◆ Goal of the exercise
Scan the records and identify every line in which the string "data" occurs, then return those lines.

◆ Records
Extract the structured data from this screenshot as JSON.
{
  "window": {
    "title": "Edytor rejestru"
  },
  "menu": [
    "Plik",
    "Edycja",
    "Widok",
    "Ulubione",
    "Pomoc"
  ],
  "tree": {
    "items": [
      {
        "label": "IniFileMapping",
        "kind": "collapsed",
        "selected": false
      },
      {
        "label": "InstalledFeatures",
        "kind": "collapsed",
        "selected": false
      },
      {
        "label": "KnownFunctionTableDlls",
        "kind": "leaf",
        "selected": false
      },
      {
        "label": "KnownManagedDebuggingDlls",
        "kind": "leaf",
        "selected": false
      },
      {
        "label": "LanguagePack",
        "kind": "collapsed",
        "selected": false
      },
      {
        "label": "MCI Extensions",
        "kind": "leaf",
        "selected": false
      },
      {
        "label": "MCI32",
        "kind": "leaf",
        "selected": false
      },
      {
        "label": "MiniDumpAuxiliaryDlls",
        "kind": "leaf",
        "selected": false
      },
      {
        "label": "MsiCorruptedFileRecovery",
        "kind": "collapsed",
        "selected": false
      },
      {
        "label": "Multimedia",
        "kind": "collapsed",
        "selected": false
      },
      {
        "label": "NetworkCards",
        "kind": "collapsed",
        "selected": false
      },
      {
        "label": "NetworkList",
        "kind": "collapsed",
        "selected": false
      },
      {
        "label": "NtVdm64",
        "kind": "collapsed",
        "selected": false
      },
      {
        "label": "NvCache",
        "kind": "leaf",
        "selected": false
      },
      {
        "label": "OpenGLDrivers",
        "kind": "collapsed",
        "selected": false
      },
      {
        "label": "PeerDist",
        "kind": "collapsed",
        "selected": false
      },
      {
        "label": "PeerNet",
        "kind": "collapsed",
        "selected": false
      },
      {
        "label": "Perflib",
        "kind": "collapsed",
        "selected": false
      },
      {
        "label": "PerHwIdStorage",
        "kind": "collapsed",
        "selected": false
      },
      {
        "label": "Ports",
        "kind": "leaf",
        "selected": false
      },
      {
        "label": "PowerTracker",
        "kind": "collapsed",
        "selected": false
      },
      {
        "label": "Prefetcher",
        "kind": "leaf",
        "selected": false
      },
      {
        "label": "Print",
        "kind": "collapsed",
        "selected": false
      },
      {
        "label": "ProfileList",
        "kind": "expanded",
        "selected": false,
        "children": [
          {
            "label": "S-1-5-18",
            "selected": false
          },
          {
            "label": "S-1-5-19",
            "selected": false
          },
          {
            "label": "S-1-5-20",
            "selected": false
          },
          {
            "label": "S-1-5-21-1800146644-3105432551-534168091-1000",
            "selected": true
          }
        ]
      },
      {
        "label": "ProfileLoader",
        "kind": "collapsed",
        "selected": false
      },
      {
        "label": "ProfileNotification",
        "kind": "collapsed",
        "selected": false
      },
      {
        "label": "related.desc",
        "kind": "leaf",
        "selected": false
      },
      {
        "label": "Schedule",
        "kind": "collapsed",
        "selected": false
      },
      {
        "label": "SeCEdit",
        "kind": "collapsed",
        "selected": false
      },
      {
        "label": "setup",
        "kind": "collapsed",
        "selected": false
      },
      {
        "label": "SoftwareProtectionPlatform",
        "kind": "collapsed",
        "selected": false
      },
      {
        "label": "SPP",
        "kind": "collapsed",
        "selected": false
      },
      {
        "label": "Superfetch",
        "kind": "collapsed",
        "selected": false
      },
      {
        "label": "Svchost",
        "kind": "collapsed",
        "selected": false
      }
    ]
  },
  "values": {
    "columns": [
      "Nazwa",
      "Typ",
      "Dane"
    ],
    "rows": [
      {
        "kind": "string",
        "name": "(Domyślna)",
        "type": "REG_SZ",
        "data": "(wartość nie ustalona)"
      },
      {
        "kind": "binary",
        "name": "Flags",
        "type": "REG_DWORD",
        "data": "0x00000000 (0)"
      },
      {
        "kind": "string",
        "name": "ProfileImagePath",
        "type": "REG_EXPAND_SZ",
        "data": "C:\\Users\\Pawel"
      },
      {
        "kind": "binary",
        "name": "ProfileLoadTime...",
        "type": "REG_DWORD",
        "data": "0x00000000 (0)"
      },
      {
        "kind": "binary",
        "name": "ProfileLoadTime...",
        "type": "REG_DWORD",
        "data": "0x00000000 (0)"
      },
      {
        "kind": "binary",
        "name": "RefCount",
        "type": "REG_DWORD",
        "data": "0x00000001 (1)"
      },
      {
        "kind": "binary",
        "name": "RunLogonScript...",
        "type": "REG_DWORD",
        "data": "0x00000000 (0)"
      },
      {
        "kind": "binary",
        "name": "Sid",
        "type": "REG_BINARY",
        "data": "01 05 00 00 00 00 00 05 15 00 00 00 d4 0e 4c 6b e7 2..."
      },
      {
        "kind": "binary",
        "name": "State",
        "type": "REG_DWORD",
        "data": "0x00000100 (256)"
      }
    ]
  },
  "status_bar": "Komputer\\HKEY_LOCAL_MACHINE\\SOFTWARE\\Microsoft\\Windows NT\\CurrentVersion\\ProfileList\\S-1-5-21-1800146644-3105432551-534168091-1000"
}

◆ Written response
Extract the structured data from this screenshot as JSON.
        "data": "(wartość nie ustalona)"
        "data": "0x00000000 (0)"
        "data": "C:\\Users\\Pawel"
        "data": "0x00000000 (0)"
        "data": "0x00000000 (0)"
        "data": "0x00000001 (1)"
        "data": "0x00000000 (0)"
        "data": "01 05 00 00 00 00 00 05 15 00 00 00 d4 0e 4c 6b e7 2..."
        "data": "0x00000100 (256)"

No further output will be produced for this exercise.